It wasen't my QUESTION RIVERMAN! but I do know this > since we are on the long subject>>If I fish with a live crawlfish and put one out with its claws attached and another out with no claws >guess what? the fish know.The realistic one always wins. Same with a helgramite> remove the pinchers and success drops qiuck. Oh well! What kind of biologist? riverman! And for the one who questioned about aqua-vu ,I'll e-mail you later.
Posted 24 January 2004 - 11:41 PM
Sorry for the "long subject" boatnik but I type very fast and at times get carried away. My experience has not been the same as your with crayfish. I have not fished with live crayfish for years but used to spend a considerable amount of time in the summer throwing "dads" as a kid. Bass, cats, and carp would all slam crayfish with claws, without, hardshell, softshell, large, small, whichever, they love em! If you have caught many crayfish you have undoubtedly noticed that they come in all forms. Certainly though there will always be "exceptions" to the rule and I have no doubt there are cases where eyes, legs, antenna, etc., will make a difference in catch rate.
One summer I noticed a large (3 lbs maybe) smallmouth patrolling an area in about 3 feet of water. I threw everything I had at him and he wouldn't take a thing. I later caught a small rough fish and returned to the area. I hooked the rough fish through the mouth with a single hook and tossed him out. The bass immediately swam up to the fish and sat motionlessly looking at him for what seemed like a solid minute. The bass then swam up to the fish and swallowed him, just like that. In this case I have no doubt that they eyes, fins, and everything else made all the difference.
Posted 25 January 2004 - 12:41 PM
Right on Riverman. When people say stuff to me about how a lure's gotta have eyes to catch fish I just say I take the eyes off my lures because predators key on the weak prey. You can rationalize just about anything if you try hard enough.
Posted 25 January 2004 - 05:24 PM
Like this > If I throw a flashey lure into a school of BLUE FISH > I'm lucky to get the lure back! It doesen't even need paint> just flash. Now I can't get that action in freshwater so I do what they call "FIN CLIPPING". Customizing the live minnow to swim a certain way in distress and the action outways the EYE action. I guess we might be looking at paint and details like eyes as a way to lure fisherman/woman into buying the lure not really what the fish are thinking. As someone said> they use sences like us, SIGHT,SMELL,Vibration.Just that one of thoes sences is the strongest depending on what kind of fish we are after or the type of water condition that day.
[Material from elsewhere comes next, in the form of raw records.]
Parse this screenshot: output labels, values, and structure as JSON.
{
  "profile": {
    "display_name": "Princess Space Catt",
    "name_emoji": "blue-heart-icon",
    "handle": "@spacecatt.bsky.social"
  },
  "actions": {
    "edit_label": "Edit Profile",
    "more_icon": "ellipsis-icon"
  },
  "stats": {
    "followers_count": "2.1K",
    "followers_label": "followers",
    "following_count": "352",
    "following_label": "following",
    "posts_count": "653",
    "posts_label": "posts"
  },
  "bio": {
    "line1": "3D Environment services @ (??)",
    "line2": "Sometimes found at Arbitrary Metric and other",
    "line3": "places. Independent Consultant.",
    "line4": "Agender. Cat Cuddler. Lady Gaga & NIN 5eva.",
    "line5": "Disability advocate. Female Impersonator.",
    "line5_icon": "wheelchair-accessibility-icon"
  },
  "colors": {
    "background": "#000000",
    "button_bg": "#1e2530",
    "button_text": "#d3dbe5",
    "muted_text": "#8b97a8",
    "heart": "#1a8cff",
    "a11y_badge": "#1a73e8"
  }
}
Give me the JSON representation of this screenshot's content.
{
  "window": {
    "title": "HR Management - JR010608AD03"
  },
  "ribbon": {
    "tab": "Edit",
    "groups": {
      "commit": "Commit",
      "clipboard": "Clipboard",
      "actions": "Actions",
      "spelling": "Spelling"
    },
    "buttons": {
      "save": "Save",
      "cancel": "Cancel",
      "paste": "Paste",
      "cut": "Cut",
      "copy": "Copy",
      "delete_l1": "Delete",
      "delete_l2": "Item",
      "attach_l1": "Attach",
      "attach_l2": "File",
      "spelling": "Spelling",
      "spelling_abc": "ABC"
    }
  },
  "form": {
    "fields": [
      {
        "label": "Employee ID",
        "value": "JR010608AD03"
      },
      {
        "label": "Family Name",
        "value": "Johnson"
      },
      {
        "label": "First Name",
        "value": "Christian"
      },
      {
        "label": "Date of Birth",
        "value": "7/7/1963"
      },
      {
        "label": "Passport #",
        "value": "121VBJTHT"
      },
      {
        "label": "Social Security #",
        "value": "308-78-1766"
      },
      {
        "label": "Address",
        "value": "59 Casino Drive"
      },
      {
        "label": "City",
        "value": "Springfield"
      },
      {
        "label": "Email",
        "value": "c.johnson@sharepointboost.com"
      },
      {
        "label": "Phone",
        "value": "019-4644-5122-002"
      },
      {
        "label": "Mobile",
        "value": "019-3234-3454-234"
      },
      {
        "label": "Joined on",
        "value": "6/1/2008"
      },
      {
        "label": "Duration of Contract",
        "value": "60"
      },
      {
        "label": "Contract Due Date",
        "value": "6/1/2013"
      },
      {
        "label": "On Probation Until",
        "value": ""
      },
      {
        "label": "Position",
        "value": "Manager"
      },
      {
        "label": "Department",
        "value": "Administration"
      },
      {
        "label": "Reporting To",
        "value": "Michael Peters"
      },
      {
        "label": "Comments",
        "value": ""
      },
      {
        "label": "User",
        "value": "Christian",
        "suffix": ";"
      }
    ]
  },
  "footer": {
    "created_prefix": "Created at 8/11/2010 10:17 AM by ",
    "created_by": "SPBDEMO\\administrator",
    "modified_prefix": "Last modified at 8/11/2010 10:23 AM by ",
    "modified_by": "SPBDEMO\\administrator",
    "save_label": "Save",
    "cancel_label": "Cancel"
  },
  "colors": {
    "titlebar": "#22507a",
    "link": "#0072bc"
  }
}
Posted 26 January 2004 - 11:25 PM
I appreciate Riverman's dissertation - sort of a back-to-basics type discussion. Nothing in nature looks anything like a spinnerbait, yet there you are. Also I've heard countless bass pro's say that confidence is more important than lure color. You have the reaction strike, where they just react to flash and movement, then you have the sight-oriented strike, like Riverman's example when the fish seem to study the bait and either swim away or inhale it. We've all seen fish in tanks do that. And if Nathan is right then eyes on a lure will make Mr. Bass a more effective predator of your lure. I just wonder how to make eyes on lures look more realistic to another fish.
Jann makes another good point - but I think you left out voiding the bowels to lighten the load. Has anybody here ever made a lure that mimics bodily functions?